Welcome to the Poetry of Recovery Blog
This blog presents poems of recovery in a number of topics: Grief, War, Exile, Bigotry, Illness, Injury, Divorce, Abuse, Addiction.
I first presented poems of recovery under those topics in an anthology that I edited After Shocks: The Poetry of Recovery for Life-Shattering Events (Sante Lucia Books 2008), which comprised 152 poems by 115 poets from 15 nations. Events that shatter our lives leave us inevitably with a choice: either you recover or you suffer unto death. I hope that poetry leads you, the reader, to the former.
I’ll post a new poem weekly, on Sunday evenings, a good day to ponder recovery, along with the poet's bio and a short interview with the poet or other discourse about the poem.
To order the anthology, visit After Shocks: The Poetry of Recovery for Life-Shattering Events
After Shocks: The Poetry of Recovery for Life-Shattering Events
This Week's Poem
by J.E. Pitts
You look like a victim of a shark attack, a friend said,
when I took my shirt off during a long tennis match.
It was deep summer, and
I was two months out from the knife.

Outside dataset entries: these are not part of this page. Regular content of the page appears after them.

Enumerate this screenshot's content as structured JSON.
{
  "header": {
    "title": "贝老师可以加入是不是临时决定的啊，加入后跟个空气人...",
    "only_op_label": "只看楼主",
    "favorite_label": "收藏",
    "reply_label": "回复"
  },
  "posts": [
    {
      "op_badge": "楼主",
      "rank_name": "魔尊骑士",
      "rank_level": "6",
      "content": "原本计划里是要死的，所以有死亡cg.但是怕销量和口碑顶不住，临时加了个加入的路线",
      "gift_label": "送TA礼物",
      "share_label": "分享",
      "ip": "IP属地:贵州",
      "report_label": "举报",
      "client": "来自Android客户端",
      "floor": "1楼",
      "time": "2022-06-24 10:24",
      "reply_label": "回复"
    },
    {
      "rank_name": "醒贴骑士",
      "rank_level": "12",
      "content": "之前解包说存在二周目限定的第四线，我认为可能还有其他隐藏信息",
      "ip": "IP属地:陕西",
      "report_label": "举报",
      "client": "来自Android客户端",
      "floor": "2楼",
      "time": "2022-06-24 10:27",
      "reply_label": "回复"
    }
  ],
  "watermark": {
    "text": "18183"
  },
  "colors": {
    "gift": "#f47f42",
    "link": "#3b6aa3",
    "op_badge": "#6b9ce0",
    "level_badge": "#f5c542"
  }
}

It’s true that from my collarbone down, the
white lines and bumps are the trail of
agreements reached, waivers signed in
the transactions of the flesh.
A slice here, a slice there,
they cut down through the sack we call the skin—
clamps are applied, what needs to be done is done,
then the stitch machine sews things up in a snap.
Others are not so blatant—
the goofball emergencies, clumsy days and nights.
The long one on the back of my right leg
where I slid down a ladder as a boy.
The car accident, where I broke my ankle
and a steel screw binds the delicate shattered bones.
The bicycle wreck, where the
pedal’s serrated edge came down
and almost sliced an Achilles tendon.
The high school fight at the skating rink,
where a class ring dug across my eyebrow.
Such an autobiography.
All the scars will heal one day—
at least that’s what the doctors say.
J. E. “Jimmy” Pitts, a native of Corinth, Mississippi, was a writer and visual artist. His poems, essays, and illustrations appeared in many magazines and literary journals, including Poetry, Southern Poetry Review, Bellevue Literary Review, and Arkansas Review, among others. A graduate of the University of Mississippi, he was the poetry editor of Oxford American, co-founded and co-edited the experimental literary journal VOX, and lived in Oxford, Mississippi. He was awarded a literary fellowship in poetry from the Mississippi Arts Commission in 2006. His first collection of poetry was The Weather of Dreams (David Robert Books 2007), from which his poem "Scar Inventory" was drawn for After Shocks: The Poetry of Recovery for Life-Shattering Events. His artwork, in oil and acrylic on canvas, wood panels, and non traditional surfaces is held in private collections, including musician Marty Stuart and the late film director Robert Altman. Jimmy died on August 19, 2010 at the age of 41. A tribute to Jimmy’s life and creativity may be found on-line in the September 3, 2010 issue of at Oxford-American , written by OA founder and editor Marc Smirnoff.
A Word from the Poet: “When Normal Returns”
In lieu of Jimmy’s own words about his poem, I’ll take the liberty of revealing my talk with Jimmy, by phone in 2007, about “Scar Inventory” while compiling the anthology After Shocks: The Poetry of Recovery for Life-Shattering Events. The poem opens with an image of a shark-bite scar that Jimmy displayed to a friend when he took off his shirt after a tennis match. The scar was from kidney transplant surgery, Jimmy told me, after one of his kidneys failed. The poem notes that he was “two months out from the knife.” So I asked him, “How could you play tennis two months after a kidney transplant?” He said that the scar was still a bit red and tender, thus the “shark attack” image, but his surgeon had assured him that everything was healing and that his side would not split open, spilling out the contents of his abdomen. Jimmy was an avid tennis player and for him, playing tennis signaled what he called “the part of recovery when normal returns—a new normal.” And that essence of Jimmy’s thoughts applies to recovery from all life-shattering events. At some point, you begin to feel some sort of normalcy returning to your life. It might not be the same “normal” as before your life-shattering event. Maybe it’s your “new normal,” as Jimmy said. He knew that he could never recover from the underlying disease of renal failure, but he recovered from a major event in his disease process.
Our discussion turned to Jimmy’s his new collection The Weather of Dreams (David Robert Books/WordTech Editions 2007), from which “Scar Inventory” was drawn.
The poem ends on a note that couples recovery with a tinge of cynicism borne of the poet’s own struggle within a system that had no cure for him:
All scars will heal one day—
at least that’s what the doctors say.